This week, scientists unveiled unprecedented images of the Earth at night, as captured by a new NASA and National Oceanic and Atmospheric Administration (NOAA) satellite.
Dec 6, 2012 NASA
The Hubble Space Telescope has been busy for the past decade. After looking at the same spot in the sky for a total of 2 million seconds it has produced what NASA calls the "farthest-ever" portrait of the universe, reports Rebecca J. Rosen.
Oct 5, 2012 The Atlantic
Alex Goldmark reports on the new NASA-inspired space elevator design that is primed for testing and could make it possible for billionaires to step foot on the moon sooner than later.
Sep 15, 2012 Transportation Nation
NASA scientist James Hansen, considered to be the 'godfather of global warming' has co-authored a new report that shows the connection between 'extreme weather events', such as the drought most of the U.S. is now experiencing, and climate change.

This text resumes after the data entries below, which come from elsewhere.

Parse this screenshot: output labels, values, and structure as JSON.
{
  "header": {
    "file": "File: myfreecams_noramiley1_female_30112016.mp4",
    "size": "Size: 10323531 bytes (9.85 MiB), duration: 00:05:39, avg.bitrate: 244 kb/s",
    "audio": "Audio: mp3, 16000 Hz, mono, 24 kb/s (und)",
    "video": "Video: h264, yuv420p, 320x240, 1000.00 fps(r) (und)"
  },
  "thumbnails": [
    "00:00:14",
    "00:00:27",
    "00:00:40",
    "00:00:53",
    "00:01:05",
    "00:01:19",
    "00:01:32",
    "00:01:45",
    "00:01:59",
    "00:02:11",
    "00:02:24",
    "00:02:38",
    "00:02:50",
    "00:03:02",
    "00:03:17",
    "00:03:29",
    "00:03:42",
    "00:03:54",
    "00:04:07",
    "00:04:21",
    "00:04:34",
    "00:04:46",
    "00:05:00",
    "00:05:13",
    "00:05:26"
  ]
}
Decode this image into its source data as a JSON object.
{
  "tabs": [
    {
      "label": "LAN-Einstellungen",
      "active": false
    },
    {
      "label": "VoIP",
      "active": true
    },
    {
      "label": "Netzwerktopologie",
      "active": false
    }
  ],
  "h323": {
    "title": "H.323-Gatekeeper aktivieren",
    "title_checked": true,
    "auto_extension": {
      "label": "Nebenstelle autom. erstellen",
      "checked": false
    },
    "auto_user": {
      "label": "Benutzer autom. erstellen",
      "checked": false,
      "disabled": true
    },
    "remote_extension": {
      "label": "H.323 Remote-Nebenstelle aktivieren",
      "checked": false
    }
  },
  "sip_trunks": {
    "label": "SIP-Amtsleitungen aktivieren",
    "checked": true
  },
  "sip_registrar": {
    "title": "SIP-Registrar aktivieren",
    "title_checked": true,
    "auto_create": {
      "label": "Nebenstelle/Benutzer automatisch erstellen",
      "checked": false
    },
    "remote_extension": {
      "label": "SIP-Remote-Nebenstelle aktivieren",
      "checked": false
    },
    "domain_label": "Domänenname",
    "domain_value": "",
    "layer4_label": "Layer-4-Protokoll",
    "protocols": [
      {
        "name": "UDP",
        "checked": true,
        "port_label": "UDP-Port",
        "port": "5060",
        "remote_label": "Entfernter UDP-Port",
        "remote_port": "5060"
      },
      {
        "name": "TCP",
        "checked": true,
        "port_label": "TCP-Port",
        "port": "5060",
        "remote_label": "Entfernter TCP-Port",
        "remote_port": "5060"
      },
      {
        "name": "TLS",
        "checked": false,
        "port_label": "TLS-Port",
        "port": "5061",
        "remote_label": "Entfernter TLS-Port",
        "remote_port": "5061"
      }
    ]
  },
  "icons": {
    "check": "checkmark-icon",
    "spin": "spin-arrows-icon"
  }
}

Aug 7, 2012 PBS NewsHour
Earlier this week we brought you stunning images of global urban growth as captured by Landsat, NASA's longest running satellite imagery program. These images capture the dramatic changes to some of America's natural landscapes.
Aug 3, 2012 Wired
Animated GIFs provided by <em>The Atlantic Cities</em> show the dramatic growth of several global cities over the past four decades, as captured in photographs taken by NASA's Landsat satellite system.
Jul 29, 2012 The Atlantic Cities
Tim Maly analyses a stunning high-resolution map of America’s forests for its lessons on the subtle choices that go into good visual information design for multiple audiences.
Mar 15, 2012 Fast Company Co.Design
Jeffrey Spivak reports on the federal government's pioneering efforts in net-zero building design and construction.
Mar 12, 2012 Planning
NASA's amazing high definition update of its infamous "Blue Marble" photograph of Earth is disturbing not for what can be seen, but for what cannot.
Feb 10, 2012 Mother Jones
Writing in the New York Times, Kenneth Chang explores the challenges of Historic Preservation in an unlikely location, the surface of the moon.
Jan 10, 2012 The New York Times